And Bourgeault integrates ideas and images from the new physics with balance, justice, and discernment. But the main thrust of her offering here is decidedly and devoutly Christian and when she makes her comparisons, she affirms the distinctive beauty and richness of the Christian revelation -- so much so that her descriptions of Centering Prayer and lectio divinia, sacred contemplative reading (p. 60) should inspire people to follow up by reading and practicing the teachings in her book devoted to the practice of Centering Prayer. Bourgeault's accounts of meditation give enough detail to motivate many to follow the intimations of how simply (even if not often easily) one might establish this beautifully simple meditation practice of Centering Prayer.
In a beautiful passage on Gethsemani (Matt 26:52-53), she writes: "When Jesus, the living truth, yielded himself faithfully into the Mercy; when he who was the Mercy dissolved into the Mercy, in that exact moment the Mercy became one with the body of Christ. From then on and ever hereafter the Mercy wears a human face -- and that is the face of Christ." (p. 74)
Her excellent chapter on death, "Dying Before You Die," presents an accessible understanding of apocatastasis ("the final restoration of all things 'at the end of time' "). Bourgeault writes of an experience of her daughter riding a ferry that became for her a vivid personal moment of apocatastasis . Experiencing the scene as a moment in which "it was all present already, all contained in a huge, stately now" led her to see how "all our times are contained in...the Mercy itself." (pp. 63-64). It was her discovery that one can taste of apocatastsis in everyday moments in which "all is fulfilled" when one stands in the Mercy. A train riding image she culls from Tolstoy's novella The Death of Ivan Ilych on the shift Ivan Ilych experiences of accepting his own death is also illuminating.(pp. 68-69)
Another motif that traces through these pages is one Bourgeault calls "the body of hope," (p. 14, 32 et al.) a lesson she learned from a special teacher she had -- and continues to learn from even after death -- a Benedictine monk named Raphael Robin ("Rafe"). Bourgeault's earlier autobiographical account of her journey with Rafe (Love is Stronger than Death) (Lindisfarne Books, 1997) is truly a book that echoes in one's consciousness, a book on a Platonic love and mentoring relationship that continues after the death of one of the two people!

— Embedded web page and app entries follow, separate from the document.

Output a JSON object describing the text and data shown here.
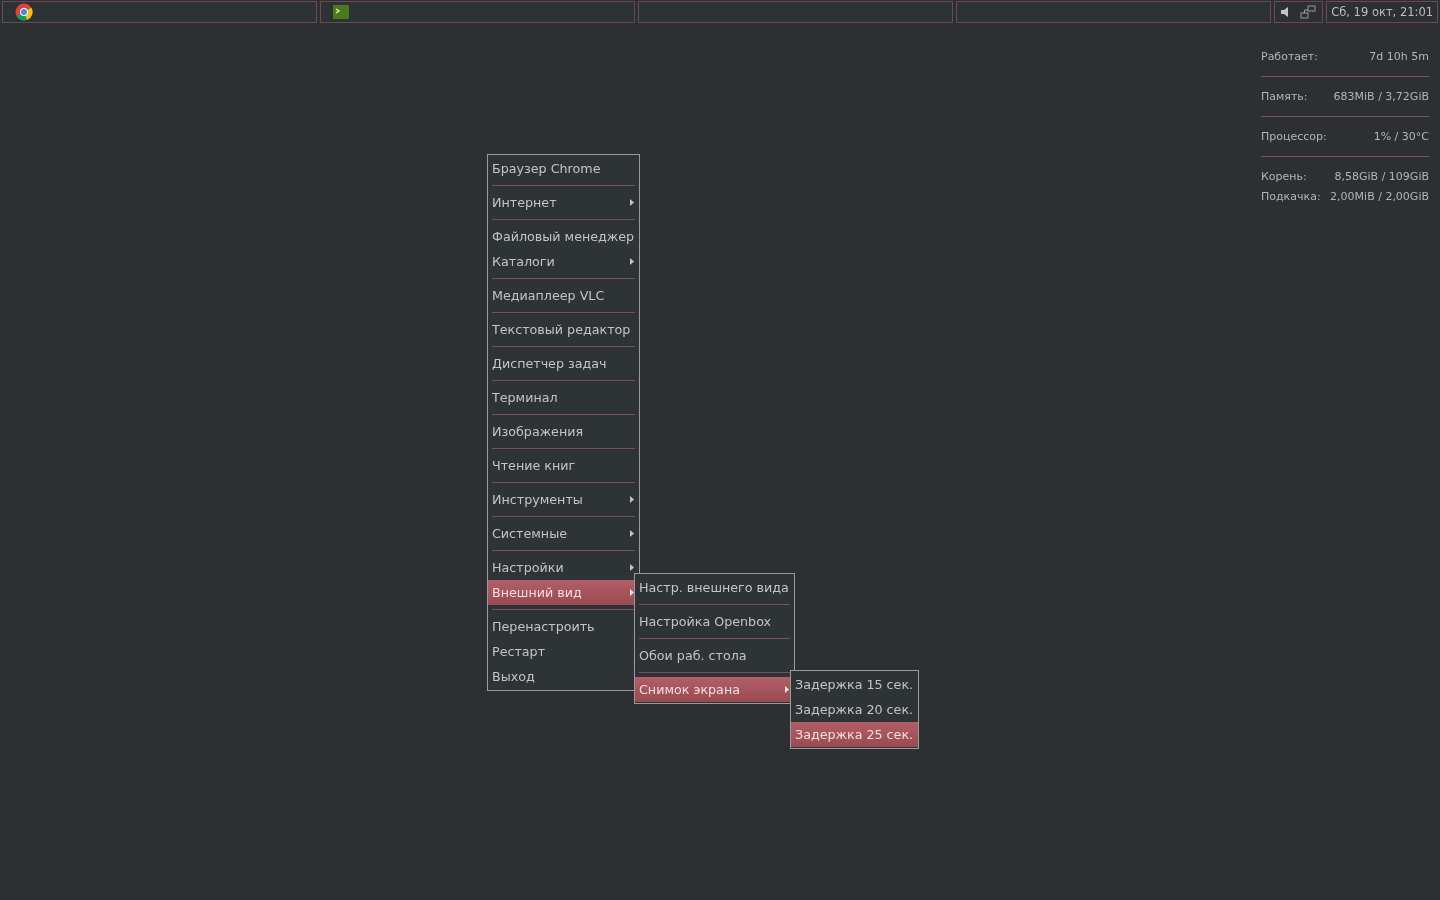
{
  "taskbar": {
    "tasks": [
      {
        "kind": "browser"
      },
      {
        "kind": "terminal"
      },
      {
        "kind": "empty"
      },
      {
        "kind": "empty"
      }
    ],
    "clock": "Сб, 19 окт, 21:01"
  },
  "system_monitor": {
    "rows": [
      {
        "label": "Работает:",
        "value": "7d 10h 5m",
        "divider": true
      },
      {
        "label": "Память:",
        "value": "683MiB / 3,72GiB",
        "divider": true
      },
      {
        "label": "Процессор:",
        "value": "1% /  30°C",
        "divider": true
      },
      {
        "label": "Корень:",
        "value": "8,58GiB /  109GiB",
        "divider": false
      },
      {
        "label": "Подкачка:",
        "value": "2,00MiB / 2,00GiB",
        "divider": false
      }
    ]
  },
  "menus": [
    {
      "items": [
        {
          "kind": "item",
          "label": "Браузер Chrome",
          "submenu": false,
          "selected": false
        },
        {
          "kind": "separator"
        },
        {
          "kind": "item",
          "label": "Интернет",
          "submenu": true,
          "selected": false
        },
        {
          "kind": "separator"
        },
        {
          "kind": "item",
          "label": "Файловый менеджер",
          "submenu": false,
          "selected": false
        },
        {
          "kind": "item",
          "label": "Каталоги",
          "submenu": true,
          "selected": false
        },
        {
          "kind": "separator"
        },
        {
          "kind": "item",
          "label": "Медиаплеер VLC",
          "submenu": false,
          "selected": false
        },
        {
          "kind": "separator"
        },
        {
          "kind": "item",
          "label": "Текстовый редактор",
          "submenu": false,
          "selected": false
        },
        {
          "kind": "separator"
        },
        {
          "kind": "item",
          "label": "Диспетчер задач",
          "submenu": false,
          "selected": false
        },
        {
          "kind": "separator"
        },
        {
          "kind": "item",
          "label": "Терминал",
          "submenu": false,
          "selected": false
        },
        {
          "kind": "separator"
        },
        {
          "kind": "item",
          "label": "Изображения",
          "submenu": false,
          "selected": false
        },
        {
          "kind": "separator"
        },
        {
          "kind": "item",
          "label": "Чтение книг",
          "submenu": false,
          "selected": false
        },
        {
          "kind": "separator"
        },
        {
          "kind": "item",
          "label": "Инструменты",
          "submenu": true,
          "selected": false
        },
        {
          "kind": "separator"
        },
        {
          "kind": "item",
          "label": "Системные",
          "submenu": true,
          "selected": false
        },
        {
          "kind": "separator"
        },
        {
          "kind": "item",
          "label": "Настройки",
          "submenu": true,
          "selected": false
        },
        {
          "kind": "item",
          "label": "Внешний вид",
          "submenu": true,
          "selected": true
        },
        {
          "kind": "separator"
        },
        {
          "kind": "item",
          "label": "Перенастроить",
          "submenu": false,
          "selected": false
        },
        {
          "kind": "item",
          "label": "Рестарт",
          "submenu": false,
          "selected": false
        },
        {
          "kind": "item",
          "label": "Выход",
          "submenu": false,
          "selected": false
        }
      ]
    },
    {
      "items": [
        {
          "kind": "item",
          "label": "Настр. внешнего вида",
          "submenu": false,
          "selected": false
        },
        {
          "kind": "separator"
        },
        {
          "kind": "item",
          "label": "Настройка Openbox",
          "submenu": false,
          "selected": false
        },
        {
          "kind": "separator"
        },
        {
          "kind": "item",
          "label": "Обои раб. стола",
          "submenu": false,
          "selected": false
        },
        {
          "kind": "separator"
        },
        {
          "kind": "item",
          "label": "Снимок экрана",
          "submenu": true,
          "selected": true
        }
      ]
    },
    {
      "items": [
        {
          "kind": "item",
          "label": "Задержка 15 сек.",
          "submenu": false,
          "selected": false
        },
        {
          "kind": "item",
          "label": "Задержка 20 сек.",
          "submenu": false,
          "selected": false
        },
        {
          "kind": "item",
          "label": "Задержка 25 сек.",
          "submenu": false,
          "selected": true
        }
      ]
    }
  ]
}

Adapting poetic images inspired from physics, she describes what her mentor Rafe meant by the "body of hope" as a coherent field" and "a luminous web." Taking a terms the Greek patristic fathers used, she calls it "the intelligible universe." (p. 32)
In Mystical Hope Bourgeault is probing -- and maybe even provoking -- us to look in our faith for a hope deeper than one by which one "can fix anything," and instead to find the "ground of hope" (p. 59). This ground of hope rests as she points out in a realm literally "beyond the mind" -- metanoia (p. 53). I appreciate her evocation and improvisations on Jacob Boehme's term for mercy as "warmheartedness," (Barmherzigkeit), which she elaborates as "that 'river of God' running like the sap through the tree of life. Another important motif Bourgeault sustains in these meditations is Merton's term for entering mystical unitive experience, which he described as le point vierge (the virgin point.) In one sense, as a point vierge, Bourgeault's book can be a sweet, warm and fast read; at a deeper level, the "ground of hope" (p. 70) and its evocation of the "protecting nearness" (p. 59), it calls one repeatedly back to reflect on its meditations more deeply and contemplatively.